"I believe she was placed in an extremely difficult position of carrying out the edicts of the previous Board. Unfortunately, her past six years have been marred by turmoil due to the ill-advised nature of the board's actions," Ray said. "Fortunately, the superintendent's resignation will continue the process of restoring trust in our District. My hope is that senior board members will follow the superintendent's example of doing whatever is necessary to continue building trust - even when it means sacrificing the self for the sake of our learners."
Controversial initiatives included a new teacher-evaluation system and market-based pay salary structure. The district is amid legal challenges surrounding its attempt to create a voucher system. And the hashtag #firefagen has been used widely on social media for more than a year.
Fagen's strategic plan, as described on the school district website, highlights safety, school choice, world-class education, 21st century skills and system performance as its priorities.

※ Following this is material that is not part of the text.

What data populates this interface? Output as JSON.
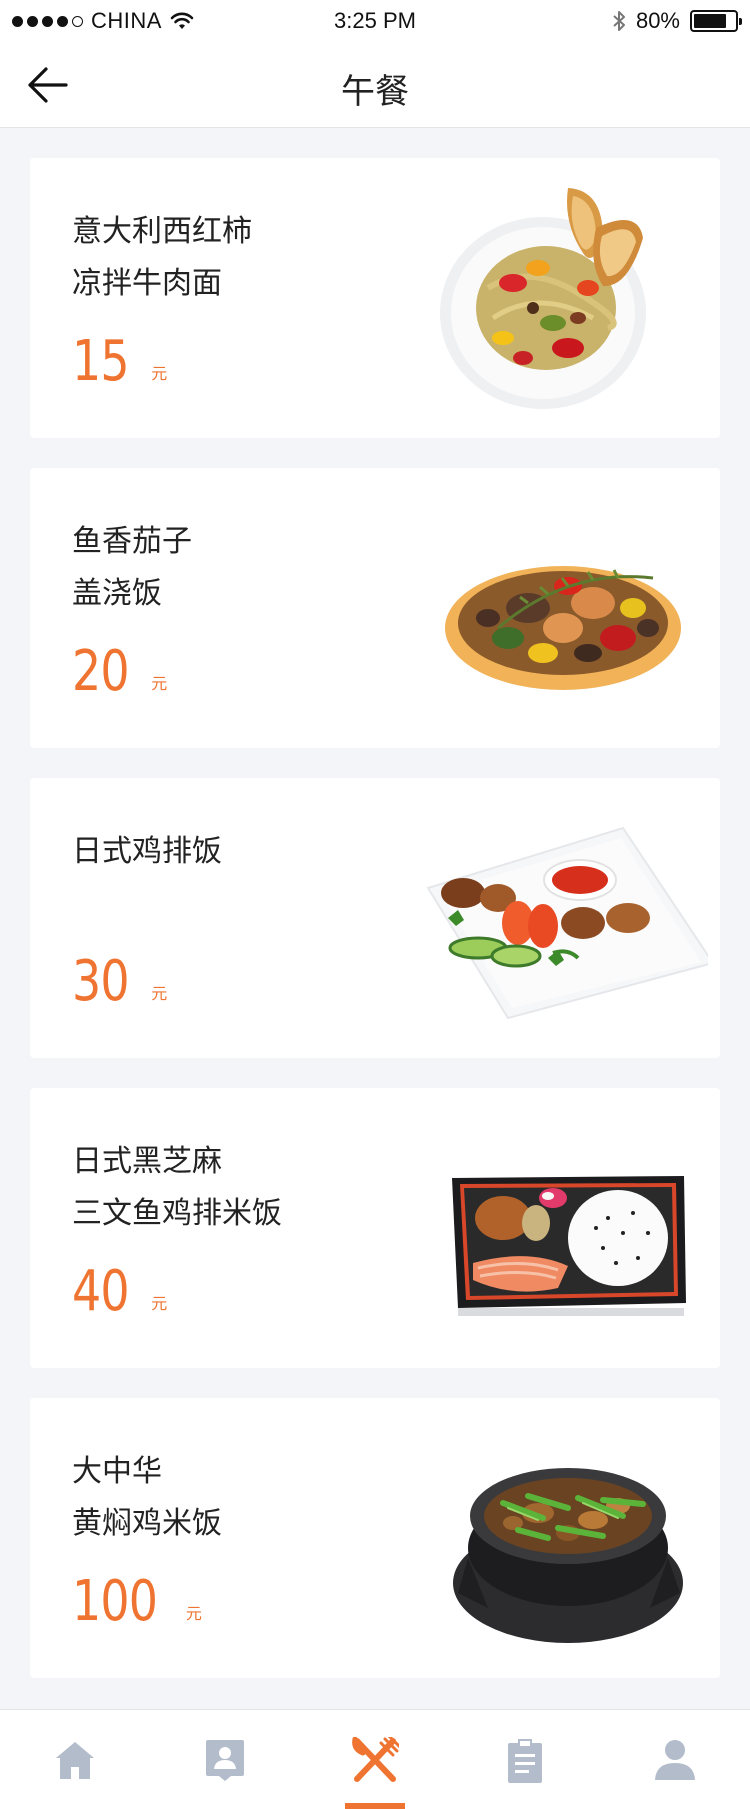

"We are hopeful the resignation of Dr. Fagen will be a positive step toward the healing of our school district and community," Douglas County Parents spokesperson Jason Virdin said in a statement. "The results of the school board election last November were quite clear, showing the community does not support "reform." We are anxious to start the healing process in Douglas County and hope the board majority will back up their recent assertions with action--gathering and considering significant, substantial community and staff input while searching for a new Superintendent."
In a news release, the district credits Fagen for improving student and staff safety in schools, building a strong network with home schools and charter schools and "empowering teachers to create inspiring...curriculum units."
Before coming to Douglas County, Fagen was superintendent of the Tucson Unified School District in Arizona.
Fagen, whose salary is $273,715, is moving to a district a little more than half the size of Douglas County, which has more than 67,000 students and about 80 schools.
She will replace outgoing Superintendent Guy Sconzo, who is retiring. According to its website, the district has 43 campuses, 5,000 employees and is among the 25 fastest-growing school districts in Texas. It is the 31st largest district in the state.
"We are excited about getting the best education mind in the country," said Robert Sitton, Humble school board president. "It's powerful what she is going to be able to do. When people talk about education, we want them to say, 'You really need to go see what Humble ISD is doing.' She is, in our opinion, the leader to take us there. She is innovative, visionary and not afraid to take risks if it enhances education."